Senate Bill 1209 by Sen. Kelly Hancock was an attempt to preempt local decision makers and voter authority. SB 1209 relates to the authority of a political subdivision to regulate certain activities. The bill would have preempted local licensing requirements. For this reason, the City of Houston opposed the bill during the 86th Legislative session.
SB 1209 would have added a new chapter to the Occupations Code that, among other things, pertains to the preemption of local licensing requirements. The proposed legislation stated that a political subdivision may not require an individual to possess an occupational license through the political subdivision if the individual already possesses an occupational license issued by the state.
The bill aimed to preempt duplicative requirements that affect professions already regulated by the state and would have no effect on professions not licensed by the state.
Currently, the Houston Permitting Center does not practice duplicative requirements for state-licensed occupations (electricians, plumbers, etc). However, the City does issue a small number of City Electrical Licenses for electrical contractors who do not currently possess a state electrical license that will allow them to work in the City of Houston. Passage of this bill would have preempted the law allowing the City to provide this type of license, and any other similar state-issued license in a similar scenario to above described City Electrical License. Upon passage, these types of licenses would no longer be valid, and anyone holding such license would no longer be able to work in the City.
In addition, the broad language of SB 1209 would create a troubling limit on the police power of municipalities. The proposed legislation would have prohibited the City from exercising its police power simply to regulate and license those that do construction-related business within the city. Any limit on the City's ability to self-regulate is a slippery slope, and the City of Houston expressed strong opposition to the bill to our delegation.
The City of Houston Government Relations team worked to notify the Houston region's delegation and state leadership of the negative consequences of the bill. As proposed by the bill, an occupational license is defined as a license, permit, registration certificate or other authorization that is issued by a licensing authority and required by an ordinance, rule, regulation, policy or law for an individual to engage in an occupation.
Further the bill would have impacted the regulation of the following entities that are licensed at the local level: alternative housing/correction facilities, metal recycling, and precious metals. The committee substitute seemed to acknowledge these consequences by specifically addressing credit access businesses.
The loss of local government permitting of the professional services within Houston can directly affect the health and safety of residents.

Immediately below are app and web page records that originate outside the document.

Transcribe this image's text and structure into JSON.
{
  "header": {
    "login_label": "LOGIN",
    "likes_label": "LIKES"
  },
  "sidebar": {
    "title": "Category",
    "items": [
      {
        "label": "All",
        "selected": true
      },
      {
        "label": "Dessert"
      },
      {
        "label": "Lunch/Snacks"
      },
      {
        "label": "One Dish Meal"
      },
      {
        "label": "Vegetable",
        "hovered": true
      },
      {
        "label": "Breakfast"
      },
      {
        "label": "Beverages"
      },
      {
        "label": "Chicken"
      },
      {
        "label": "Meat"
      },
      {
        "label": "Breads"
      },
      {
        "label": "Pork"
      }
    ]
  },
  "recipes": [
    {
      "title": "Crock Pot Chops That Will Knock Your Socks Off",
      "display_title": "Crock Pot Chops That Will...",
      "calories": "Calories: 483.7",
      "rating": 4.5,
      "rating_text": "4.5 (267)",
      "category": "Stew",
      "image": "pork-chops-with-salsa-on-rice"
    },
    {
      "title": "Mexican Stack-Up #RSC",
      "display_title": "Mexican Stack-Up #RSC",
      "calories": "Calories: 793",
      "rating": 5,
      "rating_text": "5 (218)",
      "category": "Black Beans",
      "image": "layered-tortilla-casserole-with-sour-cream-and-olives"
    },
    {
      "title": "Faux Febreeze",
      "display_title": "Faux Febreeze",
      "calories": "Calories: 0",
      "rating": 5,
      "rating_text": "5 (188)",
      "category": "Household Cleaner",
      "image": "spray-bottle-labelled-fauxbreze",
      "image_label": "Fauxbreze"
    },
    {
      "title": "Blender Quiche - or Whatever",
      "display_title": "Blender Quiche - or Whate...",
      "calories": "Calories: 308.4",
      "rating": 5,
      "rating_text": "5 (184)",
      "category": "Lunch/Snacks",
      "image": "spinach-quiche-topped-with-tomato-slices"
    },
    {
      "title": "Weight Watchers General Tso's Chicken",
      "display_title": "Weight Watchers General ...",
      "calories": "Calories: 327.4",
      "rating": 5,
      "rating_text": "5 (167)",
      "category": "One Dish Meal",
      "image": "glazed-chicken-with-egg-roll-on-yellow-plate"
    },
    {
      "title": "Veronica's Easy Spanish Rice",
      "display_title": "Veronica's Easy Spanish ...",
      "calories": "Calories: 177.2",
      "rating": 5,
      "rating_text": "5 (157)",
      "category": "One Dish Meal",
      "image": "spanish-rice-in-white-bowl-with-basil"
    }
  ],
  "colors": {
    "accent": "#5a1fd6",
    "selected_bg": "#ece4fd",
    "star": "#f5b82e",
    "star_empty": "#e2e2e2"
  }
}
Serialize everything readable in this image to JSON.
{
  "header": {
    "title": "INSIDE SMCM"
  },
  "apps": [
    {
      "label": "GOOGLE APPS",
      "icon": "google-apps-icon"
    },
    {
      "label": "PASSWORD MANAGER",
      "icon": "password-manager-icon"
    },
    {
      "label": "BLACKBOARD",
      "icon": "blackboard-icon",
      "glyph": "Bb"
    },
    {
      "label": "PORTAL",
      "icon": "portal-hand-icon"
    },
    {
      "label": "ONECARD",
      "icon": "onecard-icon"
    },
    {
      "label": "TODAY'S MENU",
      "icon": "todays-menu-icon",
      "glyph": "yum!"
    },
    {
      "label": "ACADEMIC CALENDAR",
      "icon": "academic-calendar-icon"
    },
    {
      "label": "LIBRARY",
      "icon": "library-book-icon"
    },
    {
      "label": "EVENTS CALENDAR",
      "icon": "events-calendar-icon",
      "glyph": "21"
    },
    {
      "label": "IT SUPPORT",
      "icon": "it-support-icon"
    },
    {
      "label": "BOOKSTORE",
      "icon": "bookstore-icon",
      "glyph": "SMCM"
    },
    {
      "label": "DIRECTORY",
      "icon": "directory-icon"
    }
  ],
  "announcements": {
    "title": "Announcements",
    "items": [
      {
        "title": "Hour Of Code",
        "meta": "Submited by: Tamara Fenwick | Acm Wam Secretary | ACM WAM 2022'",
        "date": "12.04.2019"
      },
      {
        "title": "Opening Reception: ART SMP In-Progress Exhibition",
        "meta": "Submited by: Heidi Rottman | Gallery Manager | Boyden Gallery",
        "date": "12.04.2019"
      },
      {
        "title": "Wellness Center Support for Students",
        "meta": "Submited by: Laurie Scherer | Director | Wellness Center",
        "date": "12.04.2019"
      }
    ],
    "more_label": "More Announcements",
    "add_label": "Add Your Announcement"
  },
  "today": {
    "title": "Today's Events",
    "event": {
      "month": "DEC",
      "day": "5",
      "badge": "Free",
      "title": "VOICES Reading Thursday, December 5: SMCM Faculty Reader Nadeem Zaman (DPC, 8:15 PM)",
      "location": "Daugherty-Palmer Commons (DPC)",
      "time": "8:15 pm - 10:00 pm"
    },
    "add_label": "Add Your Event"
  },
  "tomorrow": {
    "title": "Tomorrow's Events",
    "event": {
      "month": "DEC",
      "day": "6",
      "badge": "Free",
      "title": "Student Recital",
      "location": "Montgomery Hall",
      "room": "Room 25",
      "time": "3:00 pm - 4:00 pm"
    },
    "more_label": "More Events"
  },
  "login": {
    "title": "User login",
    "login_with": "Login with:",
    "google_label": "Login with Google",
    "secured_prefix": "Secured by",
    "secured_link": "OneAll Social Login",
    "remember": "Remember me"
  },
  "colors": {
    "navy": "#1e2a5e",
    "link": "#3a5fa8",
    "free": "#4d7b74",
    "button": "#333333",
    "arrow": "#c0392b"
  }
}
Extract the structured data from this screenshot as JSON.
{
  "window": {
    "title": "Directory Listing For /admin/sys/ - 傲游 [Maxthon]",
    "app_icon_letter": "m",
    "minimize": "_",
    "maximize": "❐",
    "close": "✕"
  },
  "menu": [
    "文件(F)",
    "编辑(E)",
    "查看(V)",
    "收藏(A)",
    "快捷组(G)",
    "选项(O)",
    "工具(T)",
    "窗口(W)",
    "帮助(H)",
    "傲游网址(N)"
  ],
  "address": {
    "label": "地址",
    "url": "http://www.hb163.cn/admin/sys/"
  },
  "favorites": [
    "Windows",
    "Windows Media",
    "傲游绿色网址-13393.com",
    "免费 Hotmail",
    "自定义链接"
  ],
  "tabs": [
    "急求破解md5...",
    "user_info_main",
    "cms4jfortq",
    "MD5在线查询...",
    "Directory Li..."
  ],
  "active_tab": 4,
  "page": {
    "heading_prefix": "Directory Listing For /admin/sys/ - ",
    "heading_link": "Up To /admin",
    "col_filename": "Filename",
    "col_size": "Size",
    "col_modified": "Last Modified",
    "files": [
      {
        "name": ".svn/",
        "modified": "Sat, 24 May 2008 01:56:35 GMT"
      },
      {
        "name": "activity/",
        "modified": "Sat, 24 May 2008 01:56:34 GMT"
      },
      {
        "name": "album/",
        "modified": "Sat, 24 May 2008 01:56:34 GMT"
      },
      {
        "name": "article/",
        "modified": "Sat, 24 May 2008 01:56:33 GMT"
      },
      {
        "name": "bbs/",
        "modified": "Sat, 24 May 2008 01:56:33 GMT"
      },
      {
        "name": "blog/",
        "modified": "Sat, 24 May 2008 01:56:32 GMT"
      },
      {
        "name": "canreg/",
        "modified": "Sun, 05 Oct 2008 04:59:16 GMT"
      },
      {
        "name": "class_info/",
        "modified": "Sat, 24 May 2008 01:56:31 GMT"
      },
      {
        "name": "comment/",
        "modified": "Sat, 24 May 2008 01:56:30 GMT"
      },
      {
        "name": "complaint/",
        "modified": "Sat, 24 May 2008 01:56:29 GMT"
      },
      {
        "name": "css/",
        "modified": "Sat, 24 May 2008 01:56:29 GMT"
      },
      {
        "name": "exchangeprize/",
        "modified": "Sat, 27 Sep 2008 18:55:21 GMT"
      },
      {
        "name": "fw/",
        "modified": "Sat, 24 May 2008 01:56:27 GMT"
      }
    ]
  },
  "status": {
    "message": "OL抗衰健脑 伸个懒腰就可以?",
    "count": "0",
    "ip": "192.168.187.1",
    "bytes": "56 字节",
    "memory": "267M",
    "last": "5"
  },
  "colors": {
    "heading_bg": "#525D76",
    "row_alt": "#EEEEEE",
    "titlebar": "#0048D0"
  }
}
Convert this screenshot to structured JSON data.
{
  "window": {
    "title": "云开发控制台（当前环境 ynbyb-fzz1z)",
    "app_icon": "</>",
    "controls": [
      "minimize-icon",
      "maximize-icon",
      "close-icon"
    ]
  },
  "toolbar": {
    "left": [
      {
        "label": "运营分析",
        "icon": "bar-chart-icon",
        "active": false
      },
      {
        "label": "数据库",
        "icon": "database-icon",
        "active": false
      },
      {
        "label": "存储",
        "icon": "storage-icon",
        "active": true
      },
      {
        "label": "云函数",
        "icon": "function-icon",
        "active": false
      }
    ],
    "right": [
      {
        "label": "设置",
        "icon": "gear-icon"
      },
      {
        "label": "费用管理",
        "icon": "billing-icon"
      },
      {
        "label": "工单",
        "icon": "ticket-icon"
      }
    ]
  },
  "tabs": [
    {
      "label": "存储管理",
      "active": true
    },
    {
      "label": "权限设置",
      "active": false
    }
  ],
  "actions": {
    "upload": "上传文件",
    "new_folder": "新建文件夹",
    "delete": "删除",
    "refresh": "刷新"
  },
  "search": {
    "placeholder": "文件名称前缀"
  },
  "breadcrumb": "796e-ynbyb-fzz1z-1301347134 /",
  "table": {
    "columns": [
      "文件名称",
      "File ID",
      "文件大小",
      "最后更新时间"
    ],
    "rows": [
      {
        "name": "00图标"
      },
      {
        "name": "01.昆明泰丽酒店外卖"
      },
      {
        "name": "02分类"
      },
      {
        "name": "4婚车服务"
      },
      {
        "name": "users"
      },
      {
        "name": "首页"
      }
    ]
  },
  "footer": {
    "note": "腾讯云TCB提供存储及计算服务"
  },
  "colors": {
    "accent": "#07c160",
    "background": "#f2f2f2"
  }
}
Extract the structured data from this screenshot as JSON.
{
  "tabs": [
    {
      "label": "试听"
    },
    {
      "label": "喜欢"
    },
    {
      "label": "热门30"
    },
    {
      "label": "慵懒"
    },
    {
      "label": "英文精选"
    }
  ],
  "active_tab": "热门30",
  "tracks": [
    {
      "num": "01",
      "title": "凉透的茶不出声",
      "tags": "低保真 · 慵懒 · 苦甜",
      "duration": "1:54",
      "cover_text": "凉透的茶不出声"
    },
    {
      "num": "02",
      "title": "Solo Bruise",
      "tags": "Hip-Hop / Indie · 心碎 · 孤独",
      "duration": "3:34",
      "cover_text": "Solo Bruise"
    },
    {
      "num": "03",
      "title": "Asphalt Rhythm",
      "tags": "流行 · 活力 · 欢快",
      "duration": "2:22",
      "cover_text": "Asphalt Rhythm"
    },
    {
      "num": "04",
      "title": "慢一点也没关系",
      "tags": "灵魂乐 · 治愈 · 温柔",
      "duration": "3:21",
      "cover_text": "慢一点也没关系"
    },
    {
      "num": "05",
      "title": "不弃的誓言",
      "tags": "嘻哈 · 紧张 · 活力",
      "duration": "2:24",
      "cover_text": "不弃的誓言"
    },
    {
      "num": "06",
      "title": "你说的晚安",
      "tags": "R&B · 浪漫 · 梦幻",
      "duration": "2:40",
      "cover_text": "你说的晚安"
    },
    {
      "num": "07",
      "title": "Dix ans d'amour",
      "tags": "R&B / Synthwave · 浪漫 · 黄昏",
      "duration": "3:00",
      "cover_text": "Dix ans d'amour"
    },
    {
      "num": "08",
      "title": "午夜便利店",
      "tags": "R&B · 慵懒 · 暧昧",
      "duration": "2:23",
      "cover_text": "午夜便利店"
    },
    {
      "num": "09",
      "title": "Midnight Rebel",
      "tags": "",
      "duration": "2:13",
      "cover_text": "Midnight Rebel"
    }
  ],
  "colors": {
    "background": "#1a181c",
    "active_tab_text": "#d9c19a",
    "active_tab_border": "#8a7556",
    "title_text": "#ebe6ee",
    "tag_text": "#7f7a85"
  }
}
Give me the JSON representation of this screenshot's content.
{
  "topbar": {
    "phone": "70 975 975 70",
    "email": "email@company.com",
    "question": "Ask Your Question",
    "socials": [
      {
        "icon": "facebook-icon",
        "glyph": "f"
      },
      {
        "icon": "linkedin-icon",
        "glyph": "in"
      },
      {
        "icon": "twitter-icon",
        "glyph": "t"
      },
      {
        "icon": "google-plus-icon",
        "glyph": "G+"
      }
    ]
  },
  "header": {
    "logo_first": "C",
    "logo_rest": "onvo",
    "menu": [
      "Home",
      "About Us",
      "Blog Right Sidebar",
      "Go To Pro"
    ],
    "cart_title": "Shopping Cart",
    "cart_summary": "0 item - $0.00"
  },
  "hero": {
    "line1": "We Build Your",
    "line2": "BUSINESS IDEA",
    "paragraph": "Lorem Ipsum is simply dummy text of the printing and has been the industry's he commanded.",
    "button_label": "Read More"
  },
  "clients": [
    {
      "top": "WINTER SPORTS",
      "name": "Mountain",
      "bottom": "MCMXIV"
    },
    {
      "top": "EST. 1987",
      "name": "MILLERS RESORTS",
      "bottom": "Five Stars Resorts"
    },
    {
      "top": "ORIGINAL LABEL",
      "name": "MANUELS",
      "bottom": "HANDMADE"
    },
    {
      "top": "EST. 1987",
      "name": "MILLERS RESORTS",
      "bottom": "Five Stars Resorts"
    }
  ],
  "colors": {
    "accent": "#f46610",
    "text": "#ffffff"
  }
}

The City of Houston is always sensitive to measures such as this because of lack of zoning in Houston, making the ability for local ordinances and regulation a necessity for the protection and quality of life for Houston neighborhoods.
SB 1209 passed the Senate but "died" (did not receive a vote) in House Committee on Licensing and Administrative Procedures.